One of the single biggest culprits of overuse injuries in runners is weakness in the hip muscles especially the Gluteus Medius muscle. It is one of the single most important muscles for runners with its action aiding run efficiency and controlling load through the lower limbs. Poor Gluteus Medius strength or early fatigue can contribute to a multiple of biomechanical adaptations and consequent over load injuries. It is not clear why gluteus medius weakness is more prevalent in runners than other sports but it may be due to the fact that running in straight lines engages the hips muscles less rigorously than sports such as football where side to side movements are required. The Gluteus Medius muscle is located on the side of your pelvis between the bony protuberance of your hip and the top of your pelvis. The muscle is responsible for both abducting (raising out to the side) and externally rotating the leg. However it’s most important function in running occurs when your leg is in contact with the ground when it acts as a pelvic stabiliser. For example when your right foot hits the ground, your right gluteus medius muscle contracts to slow down and prevent excessive downward rotation of the left side of the pelvis. When the runner does not have adequate strength/ control in the Gluteus Medius muscle it can have implications all the way down the leg causing the knee to drop towards the centre and internally rotate excessively the leg to rotate internally relative to the foot an increase in weight transfer to the inside aspect of the foot.

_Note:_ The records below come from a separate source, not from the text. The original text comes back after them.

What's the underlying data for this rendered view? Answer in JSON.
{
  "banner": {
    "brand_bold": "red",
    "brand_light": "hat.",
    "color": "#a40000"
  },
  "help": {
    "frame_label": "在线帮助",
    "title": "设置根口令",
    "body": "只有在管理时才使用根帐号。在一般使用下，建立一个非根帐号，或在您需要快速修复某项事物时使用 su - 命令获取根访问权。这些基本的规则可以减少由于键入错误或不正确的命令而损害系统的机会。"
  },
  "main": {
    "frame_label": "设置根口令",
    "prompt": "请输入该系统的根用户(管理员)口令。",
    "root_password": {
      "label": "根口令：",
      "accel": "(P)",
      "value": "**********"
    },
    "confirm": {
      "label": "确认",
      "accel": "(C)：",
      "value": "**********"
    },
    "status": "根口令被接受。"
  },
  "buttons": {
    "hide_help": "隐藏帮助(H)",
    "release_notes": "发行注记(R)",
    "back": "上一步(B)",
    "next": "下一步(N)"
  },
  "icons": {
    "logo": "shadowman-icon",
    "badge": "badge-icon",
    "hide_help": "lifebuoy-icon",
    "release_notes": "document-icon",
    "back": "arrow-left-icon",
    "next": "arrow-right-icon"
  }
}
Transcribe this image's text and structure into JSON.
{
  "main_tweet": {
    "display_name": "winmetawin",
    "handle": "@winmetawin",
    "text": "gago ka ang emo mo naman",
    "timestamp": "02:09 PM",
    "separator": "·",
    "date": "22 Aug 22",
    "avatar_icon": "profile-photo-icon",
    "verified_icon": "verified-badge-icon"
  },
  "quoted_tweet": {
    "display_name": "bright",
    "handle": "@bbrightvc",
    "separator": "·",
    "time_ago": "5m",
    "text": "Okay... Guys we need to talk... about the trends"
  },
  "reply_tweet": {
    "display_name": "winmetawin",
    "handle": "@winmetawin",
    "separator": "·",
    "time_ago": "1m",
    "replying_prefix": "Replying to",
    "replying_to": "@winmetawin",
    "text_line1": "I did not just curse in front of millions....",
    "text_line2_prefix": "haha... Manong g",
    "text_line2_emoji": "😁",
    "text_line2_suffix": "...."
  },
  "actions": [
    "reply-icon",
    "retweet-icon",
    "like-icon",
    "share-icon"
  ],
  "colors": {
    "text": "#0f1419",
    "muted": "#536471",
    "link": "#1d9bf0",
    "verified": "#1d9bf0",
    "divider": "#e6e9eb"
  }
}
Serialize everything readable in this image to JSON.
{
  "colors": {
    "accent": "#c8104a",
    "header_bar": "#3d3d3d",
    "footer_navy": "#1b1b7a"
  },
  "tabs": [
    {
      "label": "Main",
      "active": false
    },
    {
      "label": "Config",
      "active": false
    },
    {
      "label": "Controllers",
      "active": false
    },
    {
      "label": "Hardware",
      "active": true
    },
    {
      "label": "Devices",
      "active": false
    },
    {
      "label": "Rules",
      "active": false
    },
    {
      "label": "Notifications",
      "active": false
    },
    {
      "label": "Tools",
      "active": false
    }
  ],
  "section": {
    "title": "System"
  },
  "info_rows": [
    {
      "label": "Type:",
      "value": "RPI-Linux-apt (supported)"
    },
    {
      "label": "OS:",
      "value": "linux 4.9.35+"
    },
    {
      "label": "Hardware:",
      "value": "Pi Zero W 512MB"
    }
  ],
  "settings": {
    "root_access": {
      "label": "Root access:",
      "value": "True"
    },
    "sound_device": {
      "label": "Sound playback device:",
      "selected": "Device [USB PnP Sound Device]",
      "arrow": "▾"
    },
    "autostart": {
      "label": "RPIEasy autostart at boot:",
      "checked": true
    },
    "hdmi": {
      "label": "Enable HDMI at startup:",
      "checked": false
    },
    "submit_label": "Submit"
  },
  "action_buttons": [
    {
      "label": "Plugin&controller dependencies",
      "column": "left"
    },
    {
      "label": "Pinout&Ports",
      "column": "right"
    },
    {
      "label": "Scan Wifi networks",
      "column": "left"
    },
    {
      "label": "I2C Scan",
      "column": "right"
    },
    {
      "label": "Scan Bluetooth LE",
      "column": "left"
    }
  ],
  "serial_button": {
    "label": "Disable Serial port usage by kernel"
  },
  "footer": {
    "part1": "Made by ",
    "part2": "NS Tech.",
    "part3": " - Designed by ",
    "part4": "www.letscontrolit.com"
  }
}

As a result the athlete is at increased risk of any condition relating to excessive and/or prolonged pronation of the foot, such as shin splints, achilles tendinopathy and ITB friction syndrome. There will always exist a temptation to search for the quickest cure to an injury with minimal interruption to training. In the case of lower limb injuries which involve over-pronation the search often ends with new shoes, cushioned inserts or custom made orthotics which can unload the injured area and give instant relief. The problem is, these remedies can be expensive and in the case of gluteus medius weakness the pain returns unless the primary driver of the injury is addressed. More and more research has begun to point towards the connection between gluteus medius muscle weakness and altered lower limb mechanics and overuse injuries. For a muscle so important to a smooth and efficient running stride it makes sense to regularly train the area.
Enjoy your running from JUMP Physio